TASK DETAILS: Wherever the word "clutter" appears in the entries, copy the whole line.

(Extracted data entries)
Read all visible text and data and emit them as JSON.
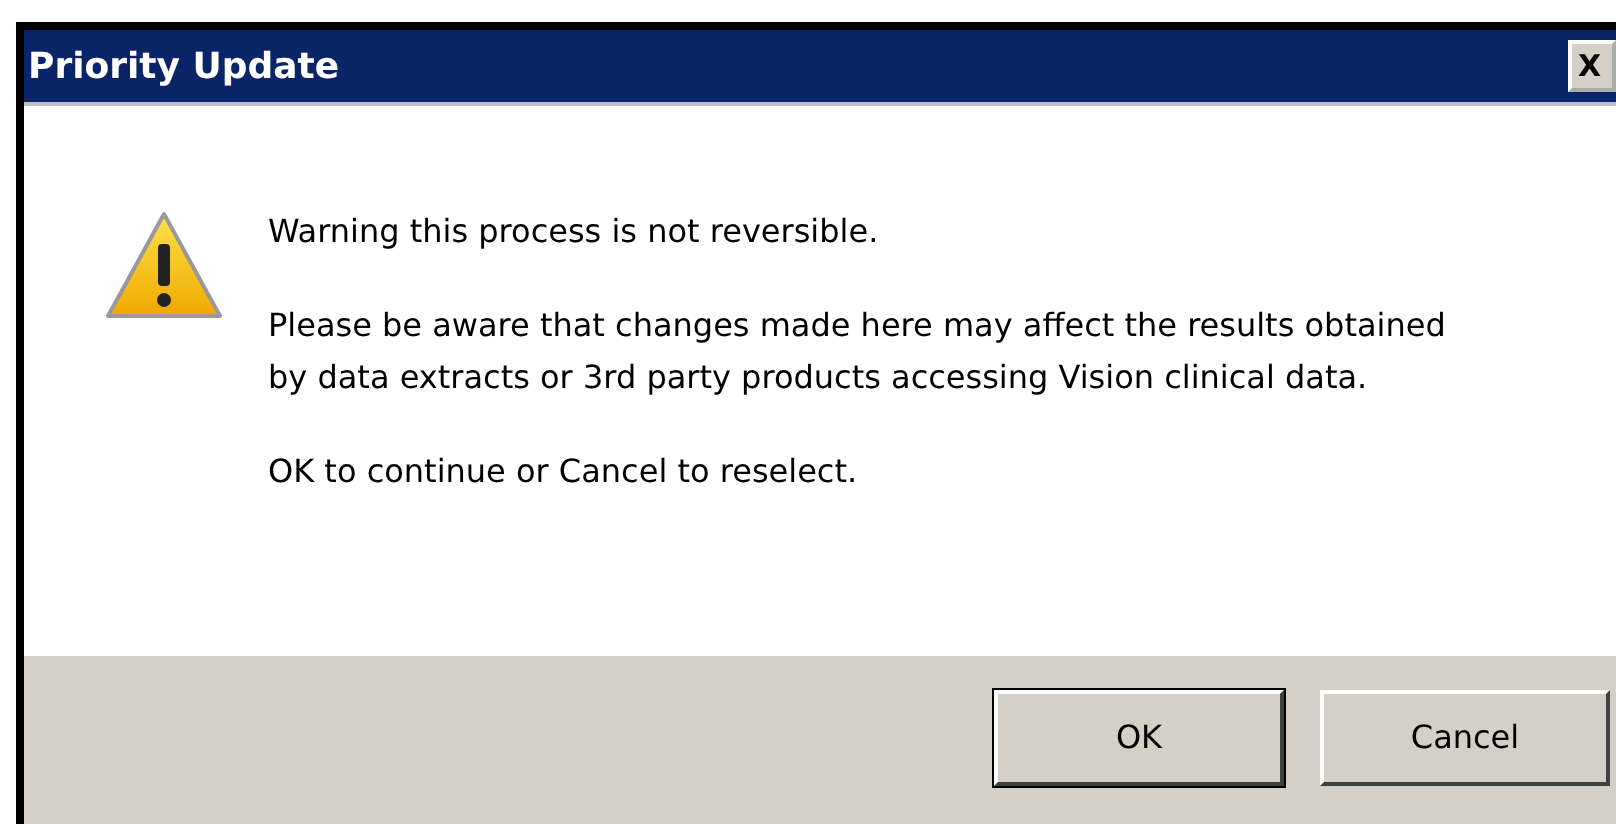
{
  "window": {
    "title": "Priority Update",
    "close_button": "X"
  },
  "message": {
    "heading": "Warning this process is not reversible.",
    "body": "Please be aware that changes made here may affect the results obtained by data extracts or 3rd party products accessing Vision clinical data.",
    "prompt": "OK to continue or Cancel to reselect."
  },
  "buttons": [
    {
      "label": "OK",
      "default": true
    },
    {
      "label": "Cancel",
      "default": false
    }
  ]
}
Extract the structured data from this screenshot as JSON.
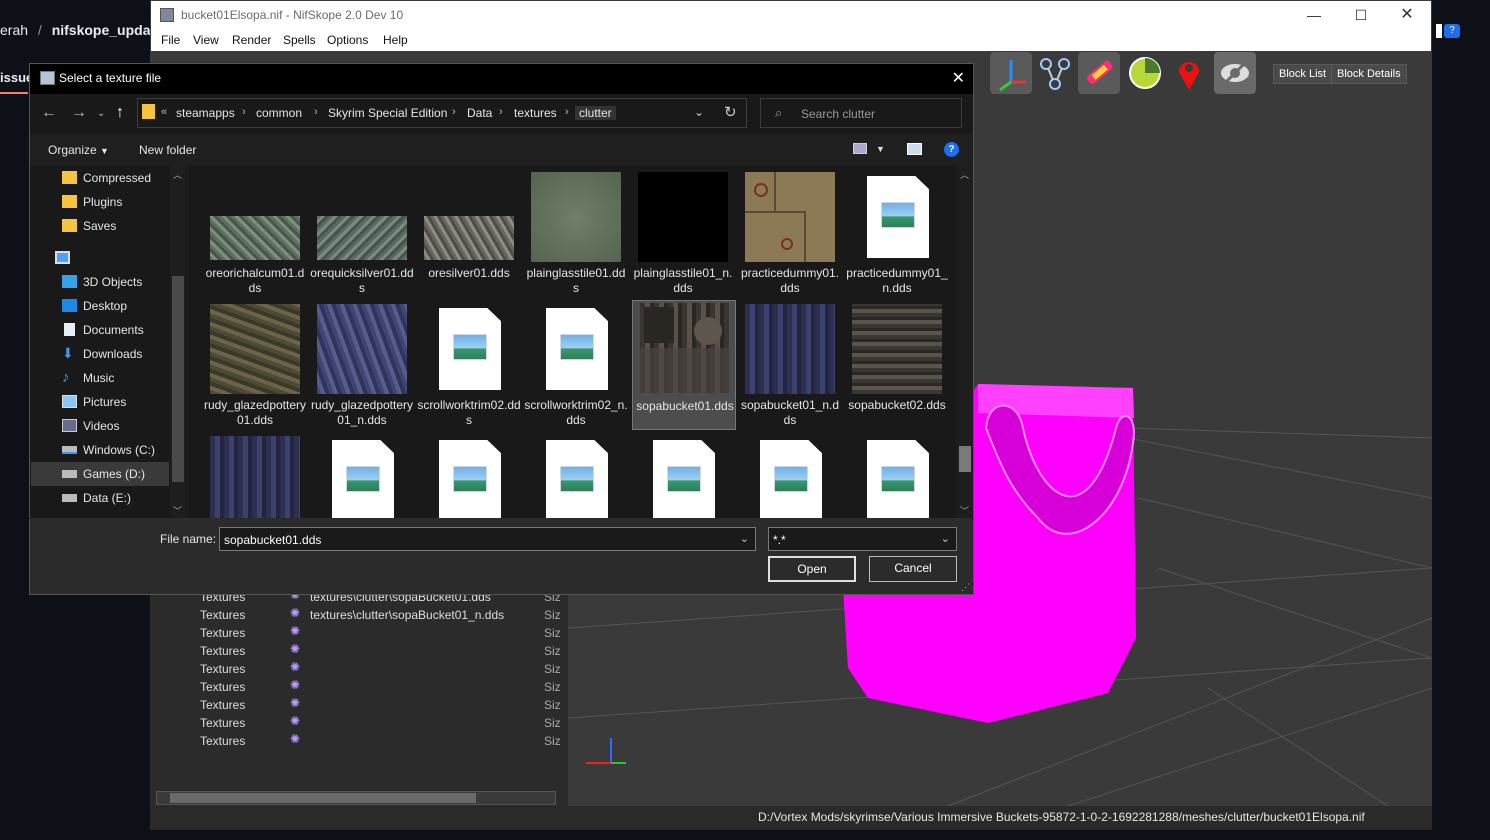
{
  "background_page": {
    "crumb_user": "erah",
    "crumb_sep": "/",
    "crumb_repo": "nifskope_update",
    "tab": "issues",
    "help_icon": "?"
  },
  "nifskope": {
    "title": "bucket01Elsopa.nif - NifSkope 2.0 Dev 10",
    "menu": [
      "File",
      "View",
      "Render",
      "Spells",
      "Options",
      "Help"
    ],
    "toolbar_buttons": [
      "Block List",
      "Block Details"
    ],
    "status_path": "D:/Vortex Mods/skyrimse/Various Immersive Buckets-95872-1-0-2-1692281288/meshes/clutter/bucket01Elsopa.nif",
    "rows": [
      {
        "name": "Textures",
        "path": "textures\\clutter\\sopaBucket01.dds",
        "size": "Siz"
      },
      {
        "name": "Textures",
        "path": "textures\\clutter\\sopaBucket01_n.dds",
        "size": "Siz"
      },
      {
        "name": "Textures",
        "path": "",
        "size": "Siz"
      },
      {
        "name": "Textures",
        "path": "",
        "size": "Siz"
      },
      {
        "name": "Textures",
        "path": "",
        "size": "Siz"
      },
      {
        "name": "Textures",
        "path": "",
        "size": "Siz"
      },
      {
        "name": "Textures",
        "path": "",
        "size": "Siz"
      },
      {
        "name": "Textures",
        "path": "",
        "size": "Siz"
      },
      {
        "name": "Textures",
        "path": "",
        "size": "Siz"
      }
    ]
  },
  "dialog": {
    "title": "Select a texture file",
    "breadcrumb": [
      "steamapps",
      "common",
      "Skyrim Special Edition",
      "Data",
      "textures",
      "clutter"
    ],
    "overflow": "«",
    "search_placeholder": "Search clutter",
    "organize": "Organize",
    "new_folder": "New folder",
    "nav_items": [
      {
        "label": "Compressed",
        "icon": "folder-icon"
      },
      {
        "label": "Plugins",
        "icon": "folder-icon"
      },
      {
        "label": "Saves",
        "icon": "folder-icon"
      },
      {
        "label": "",
        "icon": "computer-icon"
      },
      {
        "label": "3D Objects",
        "icon": "cube-icon"
      },
      {
        "label": "Desktop",
        "icon": "desktop-icon"
      },
      {
        "label": "Documents",
        "icon": "document-icon"
      },
      {
        "label": "Downloads",
        "icon": "download-icon"
      },
      {
        "label": "Music",
        "icon": "music-icon"
      },
      {
        "label": "Pictures",
        "icon": "pictures-icon"
      },
      {
        "label": "Videos",
        "icon": "video-icon"
      },
      {
        "label": "Windows (C:)",
        "icon": "drive-icon"
      },
      {
        "label": "Games (D:)",
        "icon": "drive-icon"
      },
      {
        "label": "Data (E:)",
        "icon": "drive-icon"
      }
    ],
    "files_row1": [
      {
        "name": "oreorichalcum01.dds",
        "kind": "tex-green"
      },
      {
        "name": "orequicksilver01.dds",
        "kind": "tex-green"
      },
      {
        "name": "oresilver01.dds",
        "kind": "tex-gray"
      },
      {
        "name": "plainglasstile01.dds",
        "kind": "tex-glass"
      },
      {
        "name": "plainglasstile01_n.dds",
        "kind": "tex-black"
      },
      {
        "name": "practicedummy01.dds",
        "kind": "tex-dummy"
      },
      {
        "name": "practicedummy01_n.dds",
        "kind": "doc"
      }
    ],
    "files_row2": [
      {
        "name": "rudy_glazedpottery01.dds",
        "kind": "tex-brown"
      },
      {
        "name": "rudy_glazedpottery01_n.dds",
        "kind": "tex-blue"
      },
      {
        "name": "scrollworktrim02.dds",
        "kind": "doc"
      },
      {
        "name": "scrollworktrim02_n.dds",
        "kind": "doc"
      },
      {
        "name": "sopabucket01.dds",
        "kind": "tex-wood"
      },
      {
        "name": "sopabucket01_n.dds",
        "kind": "tex-bluewood"
      },
      {
        "name": "sopabucket02.dds",
        "kind": "tex-wood2"
      }
    ],
    "file_name_label": "File name:",
    "file_name_value": "sopabucket01.dds",
    "file_type_value": "*.*",
    "open": "Open",
    "cancel": "Cancel"
  }
}
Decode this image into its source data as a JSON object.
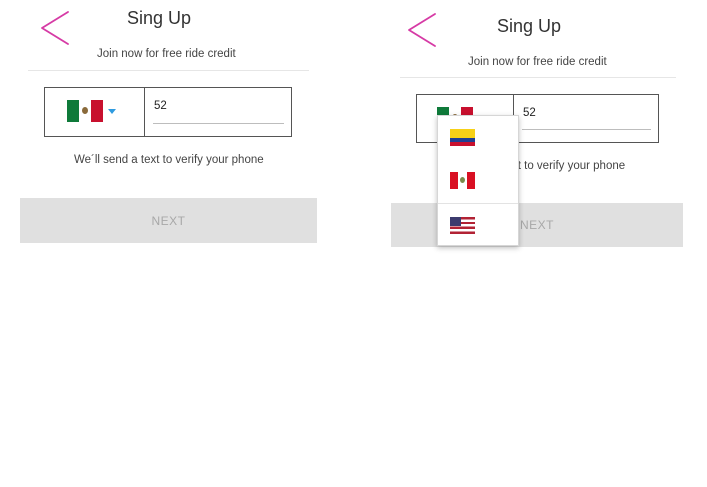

RESULT FOR THIS TASK:
    "status_path": "D:/Vortex Mods/skyrimse/Various Immersive Buckets-95872-1-0-2-1692281288/meshes/clutter/bucket01Elsopa.nif",
        "path": "textures\\clutter\\sopaBucket01.dds",
        "path": "textures\\clutter\\sopaBucket01_n.dds",
      "clutter"
    "search_placeholder": "Search clutter",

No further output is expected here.